_RECORDS_

------------

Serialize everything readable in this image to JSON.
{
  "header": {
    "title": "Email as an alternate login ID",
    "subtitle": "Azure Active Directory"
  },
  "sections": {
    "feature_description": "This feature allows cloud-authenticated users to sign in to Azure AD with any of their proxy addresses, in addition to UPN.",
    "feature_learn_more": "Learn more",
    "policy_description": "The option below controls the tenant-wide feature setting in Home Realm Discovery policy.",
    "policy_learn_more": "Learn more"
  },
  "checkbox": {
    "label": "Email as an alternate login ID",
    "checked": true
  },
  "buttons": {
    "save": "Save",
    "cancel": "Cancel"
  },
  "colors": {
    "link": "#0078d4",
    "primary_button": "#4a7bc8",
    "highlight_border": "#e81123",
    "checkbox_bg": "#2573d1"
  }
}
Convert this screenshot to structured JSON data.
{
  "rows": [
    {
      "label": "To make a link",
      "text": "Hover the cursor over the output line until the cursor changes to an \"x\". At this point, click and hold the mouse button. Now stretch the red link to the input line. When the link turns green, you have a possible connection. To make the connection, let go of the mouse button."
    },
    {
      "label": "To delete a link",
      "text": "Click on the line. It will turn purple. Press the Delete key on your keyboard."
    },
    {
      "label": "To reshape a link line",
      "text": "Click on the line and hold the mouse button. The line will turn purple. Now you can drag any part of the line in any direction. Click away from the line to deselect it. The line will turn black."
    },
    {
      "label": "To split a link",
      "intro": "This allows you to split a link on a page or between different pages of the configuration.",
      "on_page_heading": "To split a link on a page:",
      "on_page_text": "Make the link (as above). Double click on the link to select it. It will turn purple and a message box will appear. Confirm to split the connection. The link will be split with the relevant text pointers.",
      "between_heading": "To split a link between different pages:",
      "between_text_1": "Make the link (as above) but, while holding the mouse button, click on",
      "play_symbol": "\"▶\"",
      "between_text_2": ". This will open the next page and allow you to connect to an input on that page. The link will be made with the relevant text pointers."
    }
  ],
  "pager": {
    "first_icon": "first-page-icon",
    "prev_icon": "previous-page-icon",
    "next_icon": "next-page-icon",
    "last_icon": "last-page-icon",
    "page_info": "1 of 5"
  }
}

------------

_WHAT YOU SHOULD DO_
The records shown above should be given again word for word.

_ANSWER SECTION_
Serialize everything readable in this image to JSON.
{
  "header": {
    "title": "Email as an alternate login ID",
    "subtitle": "Azure Active Directory"
  },
  "sections": {
    "feature_description": "This feature allows cloud-authenticated users to sign in to Azure AD with any of their proxy addresses, in addition to UPN.",
    "feature_learn_more": "Learn more",
    "policy_description": "The option below controls the tenant-wide feature setting in Home Realm Discovery policy.",
    "policy_learn_more": "Learn more"
  },
  "checkbox": {
    "label": "Email as an alternate login ID",
    "checked": true
  },
  "buttons": {
    "save": "Save",
    "cancel": "Cancel"
  },
  "colors": {
    "link": "#0078d4",
    "primary_button": "#4a7bc8",
    "highlight_border": "#e81123",
    "checkbox_bg": "#2573d1"
  }
}
Convert this screenshot to structured JSON data.
{
  "rows": [
    {
      "label": "To make a link",
      "text": "Hover the cursor over the output line until the cursor changes to an \"x\". At this point, click and hold the mouse button. Now stretch the red link to the input line. When the link turns green, you have a possible connection. To make the connection, let go of the mouse button."
    },
    {
      "label": "To delete a link",
      "text": "Click on the line. It will turn purple. Press the Delete key on your keyboard."
    },
    {
      "label": "To reshape a link line",
      "text": "Click on the line and hold the mouse button. The line will turn purple. Now you can drag any part of the line in any direction. Click away from the line to deselect it. The line will turn black."
    },
    {
      "label": "To split a link",
      "intro": "This allows you to split a link on a page or between different pages of the configuration.",
      "on_page_heading": "To split a link on a page:",
      "on_page_text": "Make the link (as above). Double click on the link to select it. It will turn purple and a message box will appear. Confirm to split the connection. The link will be split with the relevant text pointers.",
      "between_heading": "To split a link between different pages:",
      "between_text_1": "Make the link (as above) but, while holding the mouse button, click on",
      "play_symbol": "\"▶\"",
      "between_text_2": ". This will open the next page and allow you to connect to an input on that page. The link will be made with the relevant text pointers."
    }
  ],
  "pager": {
    "first_icon": "first-page-icon",
    "prev_icon": "previous-page-icon",
    "next_icon": "next-page-icon",
    "last_icon": "last-page-icon",
    "page_info": "1 of 5"
  }
}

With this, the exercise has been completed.